*Data records for software interfaces*.
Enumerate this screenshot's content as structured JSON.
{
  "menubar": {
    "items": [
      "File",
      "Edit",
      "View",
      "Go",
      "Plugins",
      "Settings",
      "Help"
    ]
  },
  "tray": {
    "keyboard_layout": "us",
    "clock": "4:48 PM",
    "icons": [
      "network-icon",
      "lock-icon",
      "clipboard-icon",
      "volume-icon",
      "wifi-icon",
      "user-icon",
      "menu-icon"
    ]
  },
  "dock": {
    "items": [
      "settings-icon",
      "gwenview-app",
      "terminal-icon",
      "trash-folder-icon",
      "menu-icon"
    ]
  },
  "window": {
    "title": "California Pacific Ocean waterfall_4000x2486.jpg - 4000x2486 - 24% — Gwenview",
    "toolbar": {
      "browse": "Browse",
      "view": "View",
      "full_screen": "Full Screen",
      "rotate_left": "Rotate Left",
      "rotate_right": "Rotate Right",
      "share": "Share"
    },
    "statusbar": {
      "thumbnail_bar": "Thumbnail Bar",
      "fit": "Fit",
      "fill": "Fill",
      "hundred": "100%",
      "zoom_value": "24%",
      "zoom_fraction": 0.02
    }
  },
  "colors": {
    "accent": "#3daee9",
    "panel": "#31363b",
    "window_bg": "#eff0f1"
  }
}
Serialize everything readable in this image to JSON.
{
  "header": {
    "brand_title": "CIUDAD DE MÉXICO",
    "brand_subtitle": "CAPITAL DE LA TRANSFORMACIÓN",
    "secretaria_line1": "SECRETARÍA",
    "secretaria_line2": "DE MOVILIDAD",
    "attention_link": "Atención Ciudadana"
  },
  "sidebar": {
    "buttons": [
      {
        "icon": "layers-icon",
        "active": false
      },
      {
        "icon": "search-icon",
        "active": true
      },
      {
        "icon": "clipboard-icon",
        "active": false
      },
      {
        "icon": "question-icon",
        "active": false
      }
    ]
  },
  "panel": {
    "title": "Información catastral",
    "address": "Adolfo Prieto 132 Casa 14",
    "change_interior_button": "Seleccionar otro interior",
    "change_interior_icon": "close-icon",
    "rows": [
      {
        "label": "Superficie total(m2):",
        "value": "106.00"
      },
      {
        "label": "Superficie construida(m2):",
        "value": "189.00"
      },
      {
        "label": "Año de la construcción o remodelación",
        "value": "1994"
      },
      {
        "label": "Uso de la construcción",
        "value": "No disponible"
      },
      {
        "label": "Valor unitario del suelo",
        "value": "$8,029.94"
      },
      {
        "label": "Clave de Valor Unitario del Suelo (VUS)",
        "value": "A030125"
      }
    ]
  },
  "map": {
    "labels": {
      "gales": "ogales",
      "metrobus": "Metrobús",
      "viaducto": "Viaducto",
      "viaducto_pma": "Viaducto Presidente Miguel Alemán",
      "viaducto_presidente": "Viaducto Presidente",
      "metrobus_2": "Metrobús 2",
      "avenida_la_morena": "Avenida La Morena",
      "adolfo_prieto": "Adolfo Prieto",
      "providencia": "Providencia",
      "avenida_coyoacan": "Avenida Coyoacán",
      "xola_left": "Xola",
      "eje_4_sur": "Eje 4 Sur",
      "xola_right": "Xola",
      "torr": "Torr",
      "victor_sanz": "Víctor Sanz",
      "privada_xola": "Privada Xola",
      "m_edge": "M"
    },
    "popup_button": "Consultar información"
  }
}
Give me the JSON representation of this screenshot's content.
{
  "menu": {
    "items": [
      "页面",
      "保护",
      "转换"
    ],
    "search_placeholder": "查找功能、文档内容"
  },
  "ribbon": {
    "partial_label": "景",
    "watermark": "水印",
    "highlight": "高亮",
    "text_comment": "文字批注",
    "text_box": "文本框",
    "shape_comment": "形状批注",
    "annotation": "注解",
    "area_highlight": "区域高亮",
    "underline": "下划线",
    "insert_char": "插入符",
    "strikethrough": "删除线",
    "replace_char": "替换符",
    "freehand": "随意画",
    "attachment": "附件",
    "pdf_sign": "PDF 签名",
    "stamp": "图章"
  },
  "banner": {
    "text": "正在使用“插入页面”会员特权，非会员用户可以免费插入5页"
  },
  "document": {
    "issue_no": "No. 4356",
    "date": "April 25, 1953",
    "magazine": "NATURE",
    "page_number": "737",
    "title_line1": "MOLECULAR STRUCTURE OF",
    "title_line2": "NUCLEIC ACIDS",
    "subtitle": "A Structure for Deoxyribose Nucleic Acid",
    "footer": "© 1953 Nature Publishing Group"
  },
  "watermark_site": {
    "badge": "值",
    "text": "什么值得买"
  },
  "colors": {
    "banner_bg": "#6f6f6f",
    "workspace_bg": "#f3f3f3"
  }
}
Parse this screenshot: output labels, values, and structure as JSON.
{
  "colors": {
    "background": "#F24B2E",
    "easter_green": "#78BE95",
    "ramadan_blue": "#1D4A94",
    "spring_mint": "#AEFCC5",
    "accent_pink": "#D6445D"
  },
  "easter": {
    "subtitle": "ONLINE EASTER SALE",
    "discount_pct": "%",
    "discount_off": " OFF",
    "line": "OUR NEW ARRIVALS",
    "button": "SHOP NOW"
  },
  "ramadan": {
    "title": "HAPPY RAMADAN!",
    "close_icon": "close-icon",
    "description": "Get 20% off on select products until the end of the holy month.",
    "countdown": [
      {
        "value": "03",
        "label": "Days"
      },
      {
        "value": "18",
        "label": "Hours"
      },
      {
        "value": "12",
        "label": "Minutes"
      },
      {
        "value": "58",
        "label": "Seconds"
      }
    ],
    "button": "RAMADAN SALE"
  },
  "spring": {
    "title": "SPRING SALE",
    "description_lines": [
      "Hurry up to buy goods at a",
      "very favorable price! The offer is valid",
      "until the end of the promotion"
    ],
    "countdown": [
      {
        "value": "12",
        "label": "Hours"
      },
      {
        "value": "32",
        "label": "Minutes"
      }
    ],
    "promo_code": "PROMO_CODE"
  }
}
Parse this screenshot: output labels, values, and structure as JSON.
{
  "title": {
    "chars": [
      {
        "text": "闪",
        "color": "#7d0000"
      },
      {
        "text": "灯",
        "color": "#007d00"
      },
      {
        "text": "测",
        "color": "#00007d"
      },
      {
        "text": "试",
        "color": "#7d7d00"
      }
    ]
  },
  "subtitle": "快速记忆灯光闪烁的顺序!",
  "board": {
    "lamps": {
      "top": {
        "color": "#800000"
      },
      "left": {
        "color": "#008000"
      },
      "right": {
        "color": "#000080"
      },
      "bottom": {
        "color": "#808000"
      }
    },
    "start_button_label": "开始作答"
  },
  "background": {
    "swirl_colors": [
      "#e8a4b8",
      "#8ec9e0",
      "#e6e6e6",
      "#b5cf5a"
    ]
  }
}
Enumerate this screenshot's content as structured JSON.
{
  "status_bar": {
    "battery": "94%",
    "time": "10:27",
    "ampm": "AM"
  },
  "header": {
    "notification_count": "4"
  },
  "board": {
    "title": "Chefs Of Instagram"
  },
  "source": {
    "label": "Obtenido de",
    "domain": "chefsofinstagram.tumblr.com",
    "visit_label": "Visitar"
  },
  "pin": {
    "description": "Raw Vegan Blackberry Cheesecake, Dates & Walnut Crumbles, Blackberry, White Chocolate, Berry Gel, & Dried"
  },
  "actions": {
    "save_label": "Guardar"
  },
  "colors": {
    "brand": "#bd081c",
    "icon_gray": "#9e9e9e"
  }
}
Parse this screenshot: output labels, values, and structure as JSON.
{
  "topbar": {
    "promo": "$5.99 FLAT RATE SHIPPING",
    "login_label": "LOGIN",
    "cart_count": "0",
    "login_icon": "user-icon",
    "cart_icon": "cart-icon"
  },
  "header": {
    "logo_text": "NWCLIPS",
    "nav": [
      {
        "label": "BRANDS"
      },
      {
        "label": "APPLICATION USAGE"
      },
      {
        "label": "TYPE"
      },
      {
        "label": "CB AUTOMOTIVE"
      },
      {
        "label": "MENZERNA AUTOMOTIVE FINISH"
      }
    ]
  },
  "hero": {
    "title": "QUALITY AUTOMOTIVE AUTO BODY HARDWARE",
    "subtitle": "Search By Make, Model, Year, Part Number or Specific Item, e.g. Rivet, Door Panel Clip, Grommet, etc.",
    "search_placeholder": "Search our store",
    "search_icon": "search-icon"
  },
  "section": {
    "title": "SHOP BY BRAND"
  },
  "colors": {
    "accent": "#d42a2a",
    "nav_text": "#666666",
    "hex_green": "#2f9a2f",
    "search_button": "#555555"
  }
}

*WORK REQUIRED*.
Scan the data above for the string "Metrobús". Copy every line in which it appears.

*SOLUTION FOR THIS EXERCISE*.
      "metrobus": "Metrobús",
      "metrobus_2": "Metrobús 2",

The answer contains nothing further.